The daily life of citizens is not easy due to traffic problems, maintenance of the roads and side streets and infrastructure problems whereas the state and municipal funds are mostly used for shopping mall development, luxury housing and extravagant investments on Disney like spaces and ornaments on the streets. Considering the earthquake threat in Istanbul and avoidable floods in Ankara, it is clear that these cities need investments on survival needs and convenience of daily life rather than large constructions in the urban core. All these seem more problematic when the discrimination of gender, age and disability is taken into consideration. Instead of working on these issues, many municipalities spent their resources on large investments that became beneficial mostly for developers and investors, rather than citizens.

Under these circumstances, newly elected majors need to recuperate rapidly and find remedies for the harm done. Resilience as a concept is even more appropriate now as preparedness and flexibility are required by the municipality administrations and NGOs willing to take responsibility for the recovery of their cities. Considering that the political environment is now more favorable for suggestions by the academics, NGOs and citizens, I recently started a year-long workshop with the support of Ankara Chapter of the Chamber of Architects. Via the Chamber, I invited volunteers to participate in the resilience workshop to be able to discuss and enrich relevant concepts and strategies for making Ankara a resilient city. The main motive of this workshop is to develop policy proposals based on academic literature and global experiences and preparing guidelines of a feasible plan towards this end. We intend to work on resilience norms on various aspects of urban life, such as preparedness for disasters and climate change, sufficient and flexible infrastructure, guidelines for social and community resilience, public space use and legal structure to define and protect the rights of stakeholders, NGOs and citizens.

Ankara Chapter of the Chamber of Architects, Ankara

This workshop intended to attract the attention of academics, students, municipality officers and citizens who have a concern for the development of their city. The meetings held on October 5th, November 2nd and December 7th proved to be very promising in that respect. Dominantly architecture and city planning students from prominent universities of Ankara and colleagues from related disciplines participated in these meetings and contributed to discussions. They are willing to work on the problems of Ankara with a resilience perspective and to contribute to developing proposals for solutions. Our next meeting will be held on January 11, 2020 with an agenda of presenting resilience assessments of selected cases to lead the way to feasible strategies for a resilient city. As moderator of the workshop, this project need a multi-stakeholder teamwork to be successful. The expected end product is a report of the workshop to be presented to Ankara Greater Municipality via the Chamber of Architects.

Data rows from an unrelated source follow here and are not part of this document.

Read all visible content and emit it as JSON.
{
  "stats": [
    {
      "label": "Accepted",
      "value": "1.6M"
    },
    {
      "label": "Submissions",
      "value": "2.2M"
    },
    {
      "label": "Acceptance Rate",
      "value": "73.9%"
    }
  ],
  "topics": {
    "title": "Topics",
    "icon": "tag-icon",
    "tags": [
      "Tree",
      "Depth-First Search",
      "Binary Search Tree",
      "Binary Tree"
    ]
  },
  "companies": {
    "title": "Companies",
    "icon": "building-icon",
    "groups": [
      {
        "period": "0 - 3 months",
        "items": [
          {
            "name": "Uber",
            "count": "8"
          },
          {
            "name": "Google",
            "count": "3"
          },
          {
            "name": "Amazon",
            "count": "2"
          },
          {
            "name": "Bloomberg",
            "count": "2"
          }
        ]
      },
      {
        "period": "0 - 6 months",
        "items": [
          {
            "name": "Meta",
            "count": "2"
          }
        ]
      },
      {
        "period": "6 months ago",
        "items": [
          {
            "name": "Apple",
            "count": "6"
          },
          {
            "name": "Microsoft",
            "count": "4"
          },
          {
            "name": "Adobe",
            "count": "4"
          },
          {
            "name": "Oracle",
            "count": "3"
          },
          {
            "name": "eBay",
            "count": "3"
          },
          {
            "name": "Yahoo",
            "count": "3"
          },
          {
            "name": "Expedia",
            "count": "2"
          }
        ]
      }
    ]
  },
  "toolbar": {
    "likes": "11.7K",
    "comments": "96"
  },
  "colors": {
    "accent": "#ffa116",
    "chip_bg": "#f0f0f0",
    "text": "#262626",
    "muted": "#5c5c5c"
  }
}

About the author:  Feyzan Erkip is a retired professor of the Department of Urban Design and Landscape Architecture of Bilkent University, Ankara. She has publications on retail and consumption spaces and urban transformations and taught environmental psychology, urban sociology and research.